One of the most devastating tornadoes ever to hit the U.S. was in 1925, the “Tri-State” tornado. The deadliest tornado in U.S. history, killing almost 700 people across three states, this tornado continued for over three hours, in a day and age that had no advance warning system in place. Its devastation was widespread and it completely destroyed several towns that day, some to never be rebuilt.
So what’s a little snow falling from the sky? Usually, it’s not a big deal, but when it dumps 40-50 inches of the stuff, it can become deadly. In 1888, the Eastern states were hit with a huge snowstorm that left over 400 people dead. The heat can be detrimental, too, and the U.S. has suffered through its fair share of heat waves. Just recently, in 2012, cities in the nation hit their highest recorded temperatures, with people suffering through 100-plus degree heat. Equally as devastating was the heat wave of 1936, which took 5000 lives and caused major crop damage. The high temperatures of this summer have only been surpassed by the record temperatures of 2012.
Not including flooding from hurricanes, one of the most massive floods ever experienced in the U.S. was the Mississippi River flood in 1927. After solid rains caused the Mississippi River to overflow, levees broke, 500 people lost their lives and part of Mississippi, Oklahoma, Texas, Missouri, Illinois, Kansas, Kentucky, Tennessee, Arkansas and Louisiana all suffered flooding. The result of this devastation was the U.S. government built an advanced system of floodways and levees.

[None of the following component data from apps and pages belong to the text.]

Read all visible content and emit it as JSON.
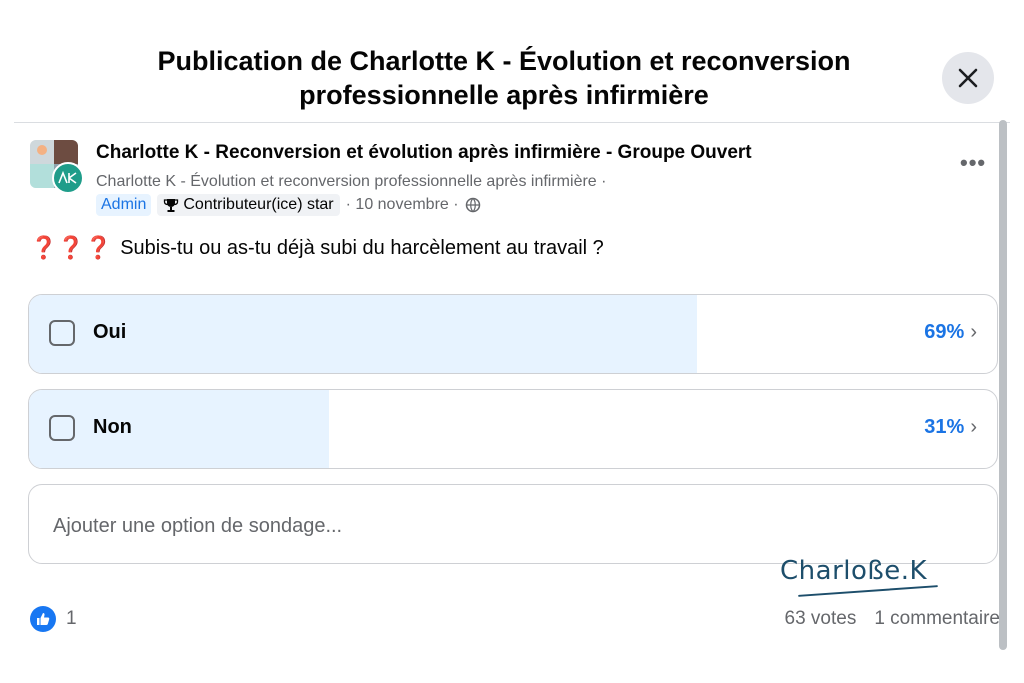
{
  "dialog": {
    "title": "Publication de Charlotte K - Évolution et reconversion professionnelle après infirmière"
  },
  "post": {
    "group_name": "Charlotte K - Reconversion et évolution après infirmière - Groupe Ouvert",
    "author_line": "Charlotte K - Évolution et reconversion professionnelle après infirmière ·",
    "admin_badge": "Admin",
    "star_badge": "Contributeur(ice) star",
    "date": "· 10 novembre ·",
    "question_marks": "❓❓❓",
    "question": "Subis-tu ou as-tu déjà subi du harcèlement au travail ?"
  },
  "poll": {
    "options": [
      {
        "label": "Oui",
        "percent_text": "69%",
        "fraction": 0.69
      },
      {
        "label": "Non",
        "percent_text": "31%",
        "fraction": 0.31
      }
    ],
    "add_option_placeholder": "Ajouter une option de sondage..."
  },
  "footer": {
    "likes": "1",
    "votes": "63 votes",
    "comments": "1 commentaire"
  },
  "watermark": "Charloße.K",
  "icons": {
    "close": "close-icon",
    "more": "more-icon",
    "trophy": "trophy-icon",
    "globe": "globe-icon",
    "like": "thumbs-up-icon"
  },
  "colors": {
    "accent": "#1b74e4",
    "poll_fill": "#e7f3ff",
    "like_blue": "#1877f2"
  }
}
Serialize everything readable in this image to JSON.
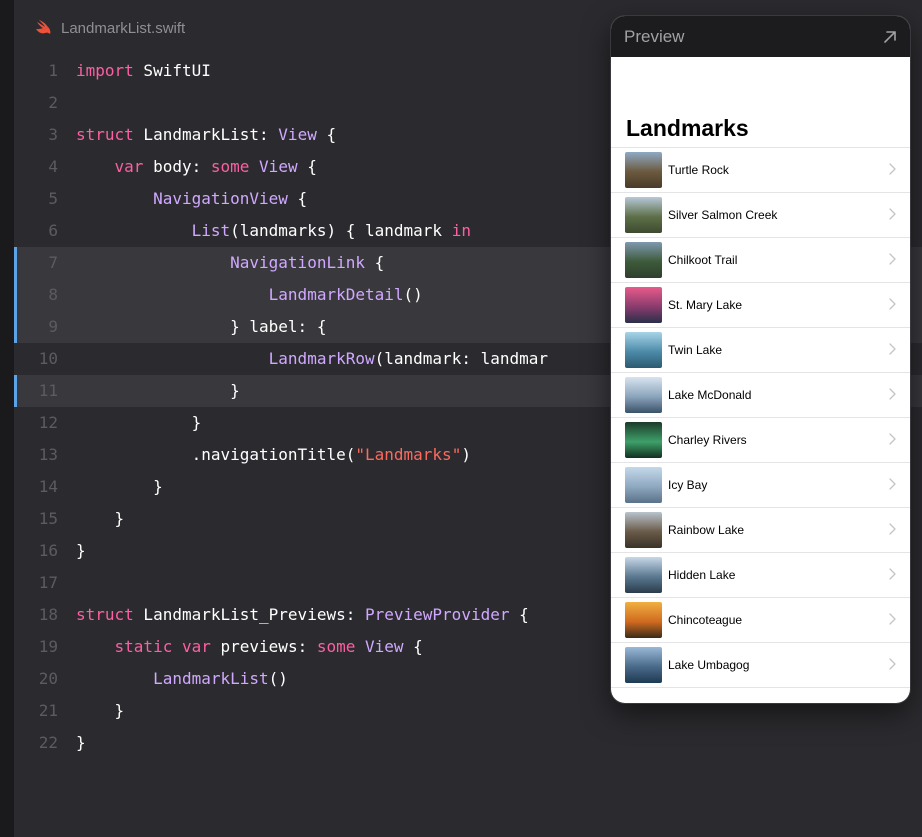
{
  "editor": {
    "filename": "LandmarkList.swift",
    "lines": [
      {
        "n": "1",
        "tokens": [
          {
            "t": "import",
            "c": "kw"
          },
          {
            "t": " SwiftUI",
            "c": "pl"
          }
        ]
      },
      {
        "n": "2",
        "tokens": []
      },
      {
        "n": "3",
        "tokens": [
          {
            "t": "struct",
            "c": "kw"
          },
          {
            "t": " LandmarkList: ",
            "c": "pl"
          },
          {
            "t": "View",
            "c": "ty"
          },
          {
            "t": " {",
            "c": "pl"
          }
        ]
      },
      {
        "n": "4",
        "tokens": [
          {
            "t": "    ",
            "c": "pl"
          },
          {
            "t": "var",
            "c": "kw"
          },
          {
            "t": " body: ",
            "c": "pl"
          },
          {
            "t": "some",
            "c": "kw"
          },
          {
            "t": " ",
            "c": "pl"
          },
          {
            "t": "View",
            "c": "ty"
          },
          {
            "t": " {",
            "c": "pl"
          }
        ]
      },
      {
        "n": "5",
        "tokens": [
          {
            "t": "        ",
            "c": "pl"
          },
          {
            "t": "NavigationView",
            "c": "ty"
          },
          {
            "t": " {",
            "c": "pl"
          }
        ]
      },
      {
        "n": "6",
        "tokens": [
          {
            "t": "            ",
            "c": "pl"
          },
          {
            "t": "List",
            "c": "ty"
          },
          {
            "t": "(landmarks) { landmark ",
            "c": "pl"
          },
          {
            "t": "in",
            "c": "kw"
          }
        ]
      },
      {
        "n": "7",
        "hl": true,
        "mark": true,
        "tokens": [
          {
            "t": "                ",
            "c": "pl"
          },
          {
            "t": "NavigationLink",
            "c": "ty"
          },
          {
            "t": " {",
            "c": "pl"
          }
        ]
      },
      {
        "n": "8",
        "hl": true,
        "mark": true,
        "tokens": [
          {
            "t": "                    ",
            "c": "pl"
          },
          {
            "t": "LandmarkDetail",
            "c": "ty"
          },
          {
            "t": "()",
            "c": "pl"
          }
        ]
      },
      {
        "n": "9",
        "hl": true,
        "mark": true,
        "tokens": [
          {
            "t": "                } label: {",
            "c": "pl"
          }
        ]
      },
      {
        "n": "10",
        "tokens": [
          {
            "t": "                    ",
            "c": "pl"
          },
          {
            "t": "LandmarkRow",
            "c": "ty"
          },
          {
            "t": "(landmark: landmar",
            "c": "pl"
          }
        ]
      },
      {
        "n": "11",
        "hl": true,
        "mark": true,
        "tokens": [
          {
            "t": "                }",
            "c": "pl"
          }
        ]
      },
      {
        "n": "12",
        "tokens": [
          {
            "t": "            }",
            "c": "pl"
          }
        ]
      },
      {
        "n": "13",
        "tokens": [
          {
            "t": "            .navigationTitle(",
            "c": "pl"
          },
          {
            "t": "\"Landmarks\"",
            "c": "str"
          },
          {
            "t": ")",
            "c": "pl"
          }
        ]
      },
      {
        "n": "14",
        "tokens": [
          {
            "t": "        }",
            "c": "pl"
          }
        ]
      },
      {
        "n": "15",
        "tokens": [
          {
            "t": "    }",
            "c": "pl"
          }
        ]
      },
      {
        "n": "16",
        "tokens": [
          {
            "t": "}",
            "c": "pl"
          }
        ]
      },
      {
        "n": "17",
        "tokens": []
      },
      {
        "n": "18",
        "tokens": [
          {
            "t": "struct",
            "c": "kw"
          },
          {
            "t": " LandmarkList_Previews: ",
            "c": "pl"
          },
          {
            "t": "PreviewProvider",
            "c": "ty"
          },
          {
            "t": " {",
            "c": "pl"
          }
        ]
      },
      {
        "n": "19",
        "tokens": [
          {
            "t": "    ",
            "c": "pl"
          },
          {
            "t": "static",
            "c": "kw"
          },
          {
            "t": " ",
            "c": "pl"
          },
          {
            "t": "var",
            "c": "kw"
          },
          {
            "t": " previews: ",
            "c": "pl"
          },
          {
            "t": "some",
            "c": "kw"
          },
          {
            "t": " ",
            "c": "pl"
          },
          {
            "t": "View",
            "c": "ty"
          },
          {
            "t": " {",
            "c": "pl"
          }
        ]
      },
      {
        "n": "20",
        "tokens": [
          {
            "t": "        ",
            "c": "pl"
          },
          {
            "t": "LandmarkList",
            "c": "ty"
          },
          {
            "t": "()",
            "c": "pl"
          }
        ]
      },
      {
        "n": "21",
        "tokens": [
          {
            "t": "    }",
            "c": "pl"
          }
        ]
      },
      {
        "n": "22",
        "tokens": [
          {
            "t": "}",
            "c": "pl"
          }
        ]
      }
    ]
  },
  "preview": {
    "title": "Preview",
    "screen_title": "Landmarks",
    "items": [
      {
        "label": "Turtle Rock",
        "colors": [
          "#8fa9c4",
          "#6b5a3e",
          "#4a3a28"
        ]
      },
      {
        "label": "Silver Salmon Creek",
        "colors": [
          "#b8c8d8",
          "#5d7048",
          "#3e4a30"
        ]
      },
      {
        "label": "Chilkoot Trail",
        "colors": [
          "#7f98b0",
          "#3d5a3a",
          "#2e3f2c"
        ]
      },
      {
        "label": "St. Mary Lake",
        "colors": [
          "#e85a8a",
          "#8a3c6e",
          "#2a2f4a"
        ]
      },
      {
        "label": "Twin Lake",
        "colors": [
          "#a8d4e8",
          "#4c8aa8",
          "#2c5a70"
        ]
      },
      {
        "label": "Lake McDonald",
        "colors": [
          "#d8e4ee",
          "#8aa4bc",
          "#3a5268"
        ]
      },
      {
        "label": "Charley Rivers",
        "colors": [
          "#1c3a2a",
          "#3ea06a",
          "#123020"
        ]
      },
      {
        "label": "Icy Bay",
        "colors": [
          "#c4d8ea",
          "#8ea8c0",
          "#5a7288"
        ]
      },
      {
        "label": "Rainbow Lake",
        "colors": [
          "#b8c4cc",
          "#6a5a48",
          "#3a3228"
        ]
      },
      {
        "label": "Hidden Lake",
        "colors": [
          "#c8d8e8",
          "#5a7890",
          "#2a3c4c"
        ]
      },
      {
        "label": "Chincoteague",
        "colors": [
          "#f0b040",
          "#d06a20",
          "#3a2a18"
        ]
      },
      {
        "label": "Lake Umbagog",
        "colors": [
          "#9ab8d8",
          "#4a6a8a",
          "#1e3a52"
        ]
      }
    ]
  },
  "icons": {
    "file": "swift-icon",
    "expand": "arrow-up-right-icon",
    "row_disclosure": "chevron-right-icon"
  },
  "colors": {
    "editor_bg": "#2b2b2f",
    "keyword": "#fc5fa3",
    "type": "#d0a8ff",
    "string": "#fc6a5d",
    "line_number": "#5b5b61",
    "highlight": "#38383d",
    "change_marker": "#5ba3e6",
    "swift_orange": "#f05138"
  }
}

Oftentimes, with torrential downpours, another natural disaster takes place. After weeks of intense rain, Washington state lost 43 people to an unexpected mudslide when a hill collapsed, destroying 49 homes. With limited vegetation to stop the mud, the hill came crashing down with such force it threw cars through homes, causing massive damage. Along those same lines, the U.S. has even lost people in an avalanche, not something you would associate with American weather disasters. In 1910, Washington state, again, lost 93 lives during a blizzard in Wellington. A foot of snow fell each hour, building and building on the side of Windy Mountain. A lightning strike hit a ten-foot chunk of snow, causing it to tumble down the mountain, smashing into the town below. After this tragedy, Wellington renamed its town to Tye.
Poor Washington State suffered another natural disaster in May 1980 when a volcano at Mt. Saint Helens erupted. Several small earthquakes on May 18, 1980 caused the volcano to erupt, spewing ash to over eleven states. Volcanic mudslides rolled down the mountain, killing 57 people, and causing widespread damage nearly fifty miles to the south of the mountain.

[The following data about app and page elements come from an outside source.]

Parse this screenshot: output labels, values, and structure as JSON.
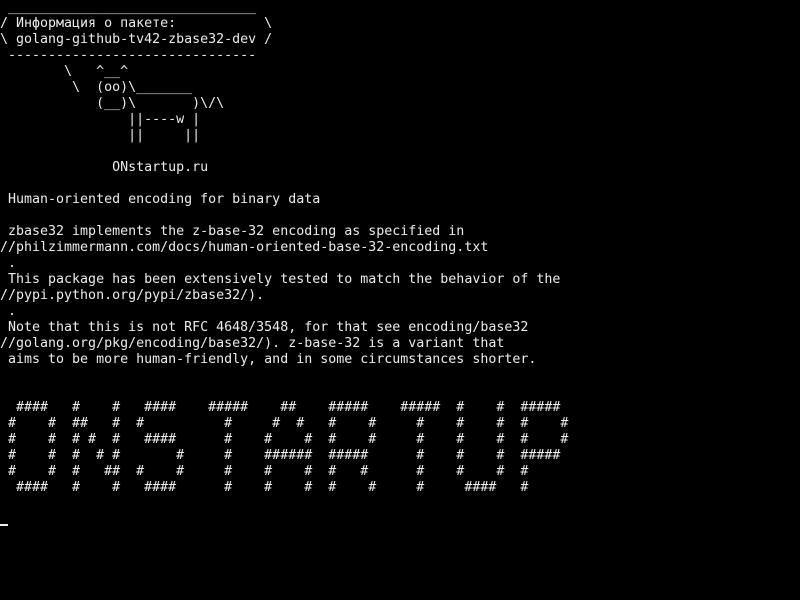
{
  "terminal": {
    "colors": {
      "background": "#000000",
      "foreground": "#ececec"
    },
    "lines": [
      " _______________________________",
      "/ Информация о пакете:           \\",
      "\\ golang-github-tv42-zbase32-dev /",
      " -------------------------------",
      "        \\   ^__^",
      "         \\  (oo)\\_______",
      "            (__)\\       )\\/\\",
      "                ||----w |",
      "                ||     ||",
      "",
      "              ONstartup.ru",
      "",
      " Human-oriented encoding for binary data",
      "",
      " zbase32 implements the z-base-32 encoding as specified in",
      "//philzimmermann.com/docs/human-oriented-base-32-encoding.txt",
      " .",
      " This package has been extensively tested to match the behavior of the",
      "//pypi.python.org/pypi/zbase32/).",
      " .",
      " Note that this is not RFC 4648/3548, for that see encoding/base32",
      "//golang.org/pkg/encoding/base32/). z-base-32 is a variant that",
      " aims to be more human-friendly, and in some circumstances shorter.",
      "",
      "",
      "  ####   #    #   ####    #####    ##    #####    #####  #    #  #####",
      " #    #  ##   #  #          #     #  #   #    #     #    #    #  #    #",
      " #    #  # #  #   ####      #    #    #  #    #     #    #    #  #    #",
      " #    #  #  # #       #     #    ######  #####      #    #    #  #####",
      " #    #  #   ##  #    #     #    #    #  #   #      #    #    #  #",
      "  ####   #    #   ####      #    #    #  #    #     #     ####   #"
    ]
  }
}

One of the deadly natural disasters to ever hit the U.S. was the Dust Bowl, otherwise known as the drought of “The Dirty Thirties”, which lasted an entire decade. After the Civil War, many new, inexperienced people tried their hand at farming and they plowed the natural grasslands down to plant wheat. When the Great Depression hit, people plowed down more land hoping to grow crops; just the opposite happened. With no grasslands to keep the soil down, it started to blow away, causing a “dust bowl.” A drought followed, causing the dry soil to blow as far as the Eastern seaboard, and rendering the farmland useless. Many people died breathing in the dust, called the “brown plague” or the moved to other regions of the country, as depicted in the Steinbeck book “The Grapes of Wrath”.

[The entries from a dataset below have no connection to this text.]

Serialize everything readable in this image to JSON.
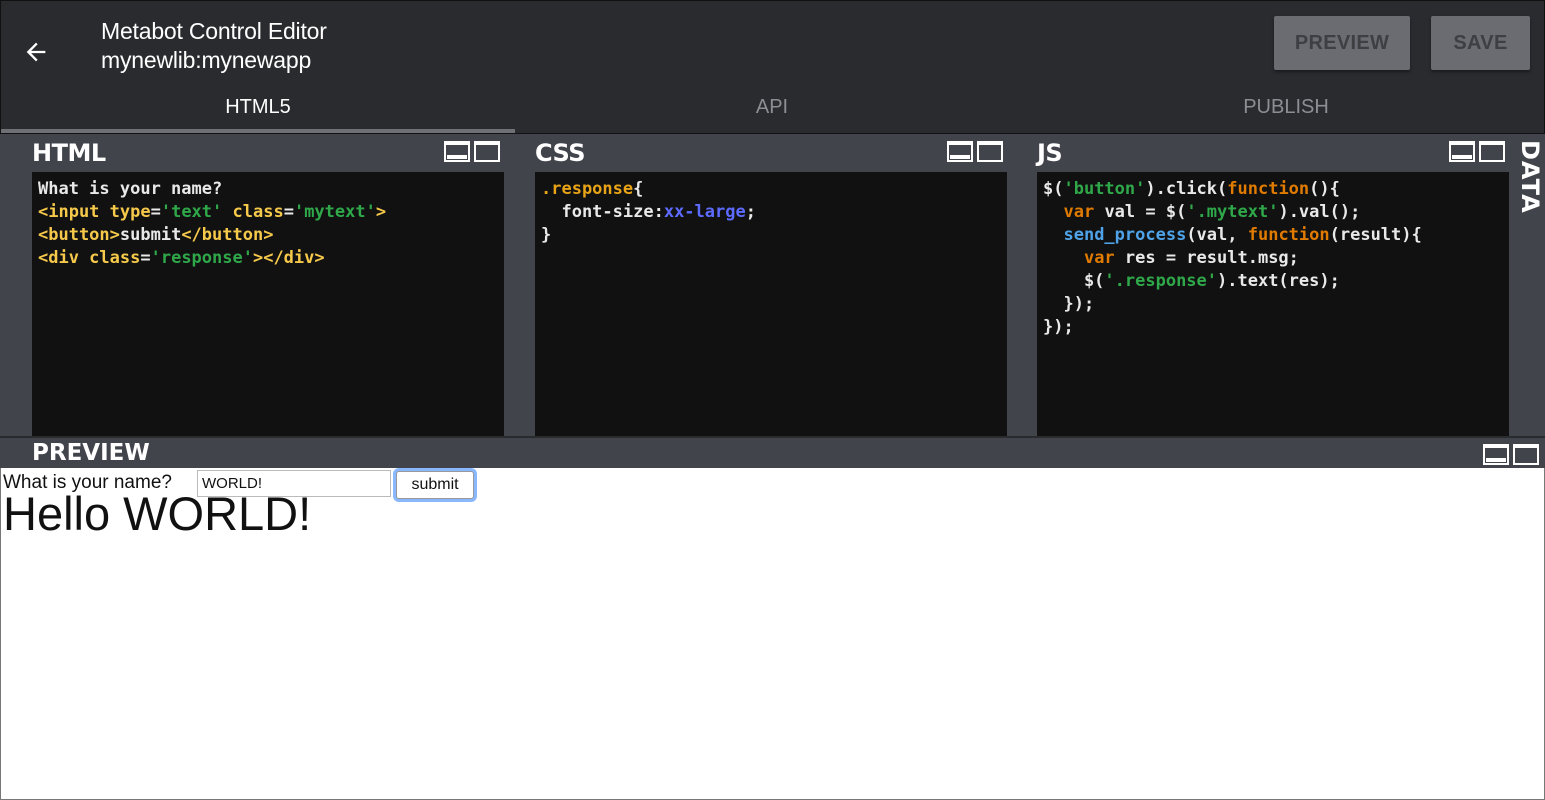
{
  "header": {
    "title": "Metabot Control Editor",
    "subtitle": "mynewlib:mynewapp",
    "back_icon": "arrow-left-icon",
    "preview_label": "PREVIEW",
    "save_label": "SAVE"
  },
  "tabs": [
    {
      "label": "HTML5",
      "active": true
    },
    {
      "label": "API",
      "active": false
    },
    {
      "label": "PUBLISH",
      "active": false
    }
  ],
  "panels": {
    "html": {
      "title": "HTML"
    },
    "css": {
      "title": "CSS"
    },
    "js": {
      "title": "JS"
    },
    "data": {
      "title": "DATA"
    }
  },
  "code": {
    "html": [
      [
        [
          "c-w",
          "What is your name?"
        ]
      ],
      [
        [
          "c-tag",
          "<input type"
        ],
        [
          "c-w",
          "="
        ],
        [
          "c-str",
          "'text'"
        ],
        [
          "c-w",
          " "
        ],
        [
          "c-tag",
          "class"
        ],
        [
          "c-w",
          "="
        ],
        [
          "c-str",
          "'mytext'"
        ],
        [
          "c-tag",
          ">"
        ]
      ],
      [
        [
          "c-tag",
          "<button>"
        ],
        [
          "c-w",
          "submit"
        ],
        [
          "c-tag",
          "</button>"
        ]
      ],
      [
        [
          "c-tag",
          "<div class"
        ],
        [
          "c-w",
          "="
        ],
        [
          "c-str",
          "'response'"
        ],
        [
          "c-tag",
          "></div>"
        ]
      ]
    ],
    "css": [
      [
        [
          "c-sel",
          ".response"
        ],
        [
          "c-w",
          "{"
        ]
      ],
      [
        [
          "c-w",
          "  font-size:"
        ],
        [
          "c-val",
          "xx-large"
        ],
        [
          "c-w",
          ";"
        ]
      ],
      [
        [
          "c-w",
          "}"
        ]
      ]
    ],
    "js": [
      [
        [
          "c-w",
          "$("
        ],
        [
          "c-str",
          "'button'"
        ],
        [
          "c-w",
          ").click("
        ],
        [
          "c-kw",
          "function"
        ],
        [
          "c-w",
          "(){"
        ]
      ],
      [
        [
          "c-w",
          "  "
        ],
        [
          "c-kw",
          "var"
        ],
        [
          "c-w",
          " val = $("
        ],
        [
          "c-str",
          "'.mytext'"
        ],
        [
          "c-w",
          ").val();"
        ]
      ],
      [
        [
          "c-w",
          "  "
        ],
        [
          "c-fn",
          "send_process"
        ],
        [
          "c-w",
          "(val, "
        ],
        [
          "c-kw",
          "function"
        ],
        [
          "c-w",
          "(result){"
        ]
      ],
      [
        [
          "c-w",
          "    "
        ],
        [
          "c-kw",
          "var"
        ],
        [
          "c-w",
          " res = result.msg;"
        ]
      ],
      [
        [
          "c-w",
          "    $("
        ],
        [
          "c-str",
          "'.response'"
        ],
        [
          "c-w",
          ").text(res);"
        ]
      ],
      [
        [
          "c-w",
          "  });"
        ]
      ],
      [
        [
          "c-w",
          "});"
        ]
      ]
    ]
  },
  "preview": {
    "title": "PREVIEW",
    "label": "What is your name?",
    "input_value": "WORLD!",
    "button_label": "submit",
    "response": "Hello WORLD!"
  },
  "icons": {
    "minimize": "minimize-panel-icon",
    "maximize": "maximize-panel-icon"
  }
}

The United States has suffered through many types of natural disasters, but with new warning systems, and storm preparedness, the loss of life has been curtailed from the disasters of yesteryear. Since it is difficult to determine when Mother Nature will strike again, being prepared is the best defense.